Diann Greene, whose column appears weekly in Accent, can be e-mailed at email@example.com.
q 1 mango, diced
q 1 avocado, diced (see note)
q 1/4 cup fresh chopped cilantro (see note)
q 2 limes or lemons, squeeze for juice
q 2 teaspoon olive oil
q 2 garlic cloves, crushed
q 1/2 red onion, chopped
q Salt and pepper to taste (I use black, white or sometimes cayenne)
n Combine the chopped mango, avocado and onion into a large bowl.

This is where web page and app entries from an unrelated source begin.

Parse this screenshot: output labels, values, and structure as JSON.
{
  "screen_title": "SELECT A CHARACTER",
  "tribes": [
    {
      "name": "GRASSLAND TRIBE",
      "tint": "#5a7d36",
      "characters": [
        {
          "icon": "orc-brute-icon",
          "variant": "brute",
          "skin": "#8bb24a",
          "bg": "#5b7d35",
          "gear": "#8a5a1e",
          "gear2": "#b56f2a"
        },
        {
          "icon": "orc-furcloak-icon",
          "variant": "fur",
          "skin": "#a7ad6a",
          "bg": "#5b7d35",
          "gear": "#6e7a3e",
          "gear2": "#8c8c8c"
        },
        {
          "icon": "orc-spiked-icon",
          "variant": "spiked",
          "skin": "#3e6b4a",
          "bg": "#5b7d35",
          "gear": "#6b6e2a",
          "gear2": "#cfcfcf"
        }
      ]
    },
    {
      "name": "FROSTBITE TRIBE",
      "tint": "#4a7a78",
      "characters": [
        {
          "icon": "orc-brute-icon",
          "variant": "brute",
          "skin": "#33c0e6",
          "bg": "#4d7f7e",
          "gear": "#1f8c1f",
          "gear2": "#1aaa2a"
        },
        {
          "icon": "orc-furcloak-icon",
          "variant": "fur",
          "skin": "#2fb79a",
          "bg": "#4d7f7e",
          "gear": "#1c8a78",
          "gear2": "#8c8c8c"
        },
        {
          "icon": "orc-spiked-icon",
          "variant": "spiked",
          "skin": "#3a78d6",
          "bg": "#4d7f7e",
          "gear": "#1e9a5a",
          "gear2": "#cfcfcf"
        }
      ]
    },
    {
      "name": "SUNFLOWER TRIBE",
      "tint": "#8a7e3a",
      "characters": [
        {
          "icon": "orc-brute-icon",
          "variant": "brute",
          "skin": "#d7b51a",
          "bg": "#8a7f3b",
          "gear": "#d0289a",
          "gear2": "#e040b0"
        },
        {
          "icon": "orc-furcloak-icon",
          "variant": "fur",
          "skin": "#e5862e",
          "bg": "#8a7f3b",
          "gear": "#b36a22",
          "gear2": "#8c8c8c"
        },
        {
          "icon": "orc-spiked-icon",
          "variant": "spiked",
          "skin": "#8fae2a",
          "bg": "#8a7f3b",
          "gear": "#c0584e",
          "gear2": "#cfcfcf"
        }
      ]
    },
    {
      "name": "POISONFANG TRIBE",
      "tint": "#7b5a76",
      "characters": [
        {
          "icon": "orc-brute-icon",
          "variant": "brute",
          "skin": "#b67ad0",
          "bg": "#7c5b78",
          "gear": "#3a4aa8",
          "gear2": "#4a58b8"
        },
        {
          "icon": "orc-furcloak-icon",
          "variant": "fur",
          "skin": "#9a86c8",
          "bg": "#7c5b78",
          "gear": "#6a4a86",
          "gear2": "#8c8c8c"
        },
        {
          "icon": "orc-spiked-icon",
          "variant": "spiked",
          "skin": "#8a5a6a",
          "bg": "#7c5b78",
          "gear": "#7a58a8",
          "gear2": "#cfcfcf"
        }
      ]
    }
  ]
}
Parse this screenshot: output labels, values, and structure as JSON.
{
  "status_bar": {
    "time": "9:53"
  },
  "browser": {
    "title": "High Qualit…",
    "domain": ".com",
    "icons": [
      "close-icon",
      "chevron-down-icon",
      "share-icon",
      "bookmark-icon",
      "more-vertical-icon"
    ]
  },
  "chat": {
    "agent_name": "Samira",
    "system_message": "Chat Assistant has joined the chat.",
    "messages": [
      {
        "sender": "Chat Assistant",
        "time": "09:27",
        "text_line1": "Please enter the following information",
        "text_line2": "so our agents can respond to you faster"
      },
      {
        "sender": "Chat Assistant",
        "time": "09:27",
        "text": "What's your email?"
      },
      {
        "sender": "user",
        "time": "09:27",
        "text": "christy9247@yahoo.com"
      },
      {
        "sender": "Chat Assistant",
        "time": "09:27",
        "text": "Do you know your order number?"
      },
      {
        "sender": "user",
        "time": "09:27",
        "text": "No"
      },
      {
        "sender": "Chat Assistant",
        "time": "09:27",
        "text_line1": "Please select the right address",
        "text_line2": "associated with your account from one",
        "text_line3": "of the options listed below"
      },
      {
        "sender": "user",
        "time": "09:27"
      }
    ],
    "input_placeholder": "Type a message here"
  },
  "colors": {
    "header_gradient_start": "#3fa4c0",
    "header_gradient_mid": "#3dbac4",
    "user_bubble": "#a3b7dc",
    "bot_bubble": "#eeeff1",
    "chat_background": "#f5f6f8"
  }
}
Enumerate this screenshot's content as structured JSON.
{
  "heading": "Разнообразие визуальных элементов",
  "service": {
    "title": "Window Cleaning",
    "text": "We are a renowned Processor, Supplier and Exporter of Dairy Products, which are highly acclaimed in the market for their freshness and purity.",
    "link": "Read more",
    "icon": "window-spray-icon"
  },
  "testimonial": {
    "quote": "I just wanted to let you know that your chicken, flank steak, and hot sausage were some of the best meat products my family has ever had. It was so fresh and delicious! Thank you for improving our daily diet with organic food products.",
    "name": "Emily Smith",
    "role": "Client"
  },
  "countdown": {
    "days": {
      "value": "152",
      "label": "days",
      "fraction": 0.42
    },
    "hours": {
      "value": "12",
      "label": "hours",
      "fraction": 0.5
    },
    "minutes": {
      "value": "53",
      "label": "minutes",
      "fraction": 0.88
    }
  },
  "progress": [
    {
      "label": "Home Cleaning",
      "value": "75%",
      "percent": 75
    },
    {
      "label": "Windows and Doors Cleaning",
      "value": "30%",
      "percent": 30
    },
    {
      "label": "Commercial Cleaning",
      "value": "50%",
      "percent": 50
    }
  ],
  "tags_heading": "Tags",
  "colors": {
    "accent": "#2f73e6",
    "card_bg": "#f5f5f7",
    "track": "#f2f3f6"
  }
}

Add the rest of the ingredients; mix gently.
n Refrigerate until ready to serve.
Note: I use the same amount of avocado to mango (if the mango is large, I will use two small Haas avocados instead of one). Adjust the amount of cilantro according to personal taste.
q 2 medium tomatoes, chopped
q 1 to 2 tablespoons fresh lime juice
q 1/2 small red onion, diced
q 2 garlic cloves, crushed
q One 4-ounce can diced green chiles or 1 jalapeno, chopped
q 2 tablespoons fresh cilantro, chopped
q 1/2 teaspoon salt
q 1/4 teaspoon crushed red pepper
n Combine chopped tomatoes, lime juice, red onion, and remaining ingredients in a large bowl.
n Cover and chill at least 1 hour.
n Makes 2 cups
q 1 can 14-1/2-ounce diced tomatoes seasoned with mild green chilies (I use Del Monte or Del Monte Mexican Recipe)
q 1 clove garlic, crushed
q 1/4 cup fresh cilantro leaves, chopped (adjust to personal taste)
q Juice from 1/2 lime
q 1/2 teaspoon sugar
n Combine all ingredients in a large bowl. Mix well.
n For a smoother salsa, place all the ingredients in a blender and pulse until the desired consistency is achieved.
n Refrigerate leftover salsa in an airtight container for up to three days.
n Makes 2 cups.